Whether you're a hacker, tinkerer, maker or just all-around curious about what people are doing with 'smart' DIY projects these days, you've probably heard a thing or two about the Raspberry Pi development board.
Don't let 'development board' scare the jiggins out of you -- you don't have to have a PhD in computer science to get started with one of these bad boys. As a matter of fact, the Raspberry Pi was designed to be easy to pick up and learn in a matter of minutes.
So what does the dang thing do? Pretty much anything you want it to -- and that's where the magic starts. Raspberry Pi users have been creating everything from internet radios using antique radios found in thrift stores to coffee tables that feature a built-in video game unit.
The credit card-sized computer is the perfect starting point for anybody that wants to learn how to program in languages like Scratch and Python. From browsing the Internet to playing games, the Raspberry Pi has the ability to interact with the outside world and is completely customizable per whatever your digital maker project agenda has in store.
The latest iteration of the do-anything board was released just last month and is available for $39.95 over on Amazon. The updated model features more connectivity options, better power management and more 'digital-making rock awesomeness'.
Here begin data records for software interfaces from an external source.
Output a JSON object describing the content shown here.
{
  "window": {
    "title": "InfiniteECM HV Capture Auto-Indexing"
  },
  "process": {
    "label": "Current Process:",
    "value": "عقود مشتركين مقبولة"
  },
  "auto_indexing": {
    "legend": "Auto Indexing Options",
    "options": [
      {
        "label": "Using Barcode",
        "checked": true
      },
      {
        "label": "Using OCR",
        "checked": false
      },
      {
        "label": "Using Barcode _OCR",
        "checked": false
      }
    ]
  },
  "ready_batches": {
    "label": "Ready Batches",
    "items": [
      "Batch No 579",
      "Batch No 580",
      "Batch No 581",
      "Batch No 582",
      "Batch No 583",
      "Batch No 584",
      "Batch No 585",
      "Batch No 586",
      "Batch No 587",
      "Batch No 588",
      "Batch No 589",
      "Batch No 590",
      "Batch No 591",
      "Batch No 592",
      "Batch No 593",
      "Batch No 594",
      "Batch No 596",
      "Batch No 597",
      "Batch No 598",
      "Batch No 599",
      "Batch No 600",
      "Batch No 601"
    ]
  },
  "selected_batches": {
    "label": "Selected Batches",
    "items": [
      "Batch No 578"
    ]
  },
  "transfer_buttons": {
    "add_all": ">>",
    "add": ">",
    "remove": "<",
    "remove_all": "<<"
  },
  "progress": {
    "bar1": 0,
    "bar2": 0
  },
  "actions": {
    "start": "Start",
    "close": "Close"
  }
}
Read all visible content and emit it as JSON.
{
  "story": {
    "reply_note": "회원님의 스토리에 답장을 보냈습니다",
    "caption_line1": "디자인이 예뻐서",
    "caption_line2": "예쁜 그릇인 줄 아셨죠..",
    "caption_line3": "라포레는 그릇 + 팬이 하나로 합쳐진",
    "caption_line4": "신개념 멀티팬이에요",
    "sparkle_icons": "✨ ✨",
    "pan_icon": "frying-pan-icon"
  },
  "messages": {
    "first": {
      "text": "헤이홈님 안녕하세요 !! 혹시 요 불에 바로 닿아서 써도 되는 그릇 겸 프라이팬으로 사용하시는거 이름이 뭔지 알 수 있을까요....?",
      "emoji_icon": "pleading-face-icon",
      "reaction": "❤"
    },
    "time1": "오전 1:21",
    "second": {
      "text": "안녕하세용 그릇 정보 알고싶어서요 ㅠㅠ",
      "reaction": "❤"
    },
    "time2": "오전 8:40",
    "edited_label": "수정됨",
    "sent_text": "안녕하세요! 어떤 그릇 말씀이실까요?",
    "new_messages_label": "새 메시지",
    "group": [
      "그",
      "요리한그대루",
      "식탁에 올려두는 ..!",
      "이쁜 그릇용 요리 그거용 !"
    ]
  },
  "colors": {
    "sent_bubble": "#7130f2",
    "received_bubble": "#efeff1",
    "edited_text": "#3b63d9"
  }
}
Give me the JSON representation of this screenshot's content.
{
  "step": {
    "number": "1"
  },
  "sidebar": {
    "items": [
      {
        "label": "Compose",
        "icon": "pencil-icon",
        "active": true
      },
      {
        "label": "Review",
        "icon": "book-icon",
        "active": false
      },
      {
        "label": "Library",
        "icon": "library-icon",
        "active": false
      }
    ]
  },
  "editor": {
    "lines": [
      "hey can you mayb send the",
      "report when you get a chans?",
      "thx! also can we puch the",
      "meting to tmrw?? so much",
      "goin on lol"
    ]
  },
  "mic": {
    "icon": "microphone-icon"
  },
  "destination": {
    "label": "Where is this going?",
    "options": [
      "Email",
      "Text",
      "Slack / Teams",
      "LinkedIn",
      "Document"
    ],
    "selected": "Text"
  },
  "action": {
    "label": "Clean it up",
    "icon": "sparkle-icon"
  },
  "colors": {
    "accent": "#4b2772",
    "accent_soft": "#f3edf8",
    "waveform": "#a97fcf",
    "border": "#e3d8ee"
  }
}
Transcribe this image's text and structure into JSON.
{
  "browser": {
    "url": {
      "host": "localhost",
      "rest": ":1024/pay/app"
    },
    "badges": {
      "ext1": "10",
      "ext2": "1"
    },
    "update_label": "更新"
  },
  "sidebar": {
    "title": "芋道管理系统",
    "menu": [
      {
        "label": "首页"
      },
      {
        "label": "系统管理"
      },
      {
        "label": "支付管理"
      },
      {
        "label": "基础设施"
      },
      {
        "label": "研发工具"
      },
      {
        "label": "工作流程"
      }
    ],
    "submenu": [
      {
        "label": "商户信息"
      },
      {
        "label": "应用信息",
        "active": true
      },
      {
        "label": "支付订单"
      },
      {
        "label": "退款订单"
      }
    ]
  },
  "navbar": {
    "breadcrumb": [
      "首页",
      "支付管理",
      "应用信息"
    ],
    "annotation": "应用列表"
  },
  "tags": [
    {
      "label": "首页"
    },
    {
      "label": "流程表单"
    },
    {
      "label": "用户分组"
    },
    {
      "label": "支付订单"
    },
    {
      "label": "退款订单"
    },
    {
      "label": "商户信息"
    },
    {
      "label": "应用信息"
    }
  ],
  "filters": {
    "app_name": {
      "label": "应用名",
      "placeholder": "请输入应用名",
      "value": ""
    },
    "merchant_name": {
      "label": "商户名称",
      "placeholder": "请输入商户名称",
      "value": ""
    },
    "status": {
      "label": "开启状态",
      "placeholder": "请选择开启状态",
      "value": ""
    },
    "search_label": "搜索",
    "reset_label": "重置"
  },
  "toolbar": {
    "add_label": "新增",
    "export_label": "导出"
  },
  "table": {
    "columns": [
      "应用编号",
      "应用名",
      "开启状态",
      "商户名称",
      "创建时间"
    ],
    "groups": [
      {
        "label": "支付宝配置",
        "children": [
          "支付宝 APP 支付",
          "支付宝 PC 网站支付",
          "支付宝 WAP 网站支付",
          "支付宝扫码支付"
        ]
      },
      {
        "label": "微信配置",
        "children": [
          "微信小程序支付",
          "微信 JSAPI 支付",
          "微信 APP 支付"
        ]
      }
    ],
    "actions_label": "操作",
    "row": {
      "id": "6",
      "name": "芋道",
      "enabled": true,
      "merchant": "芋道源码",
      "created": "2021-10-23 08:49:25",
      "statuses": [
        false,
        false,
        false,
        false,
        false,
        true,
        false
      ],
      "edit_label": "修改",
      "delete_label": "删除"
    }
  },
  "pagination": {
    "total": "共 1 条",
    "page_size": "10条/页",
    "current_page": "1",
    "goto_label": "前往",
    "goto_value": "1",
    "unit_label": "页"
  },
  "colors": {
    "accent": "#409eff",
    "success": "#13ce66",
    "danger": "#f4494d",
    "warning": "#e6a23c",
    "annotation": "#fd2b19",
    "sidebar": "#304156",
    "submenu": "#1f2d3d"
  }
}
If you're curious to try out a Raspberry Pi and learn the basics of programming, consider one of these five projects to use as a launch pad:
1) Arcade Pi
Turn your Raspberry Pi into a full-fledged arcade gaming device. While it isn't necessary, you can go all the way and build an arcade game cabinet to house the computer in, too!
2) Internet Radio
We've all grown to love online music services like Spotify and Pandora, but oftentimes, we don't always prefer headphones when listening to the latest Weird Al release. Craft a handy-dandy internet radio and change how you sing in the shower forever.
Also known as 'drones', quadcopter popularity has been on the rise with everybody from filmmakers to Amazon utilizing the size and capabilities of these small aircrafts to get things done. Who knows when you'll want to take an aerial photograph of your backyard BBQ?
4) Internet-Connected Picture Frame
If you have a spare computer monitor or TV that's gathering dust, hook it up to a Raspberry Pi and turn it into a digital media panel to display photos and videos. Similar Internet-connected photo frames are selling for hundreds of dollars. Why not just make your own?
5) Build a Computer
Yep, you heard that right. The Raspberry Pi is perfectly capable of operating as its own computer interface with monitor, keyboard and mouse. While you may not be able to do heavy Photoshop work with it, it's still functional for small tasks.
You can get a Raspberry Pi for $39.95 over at Amazon.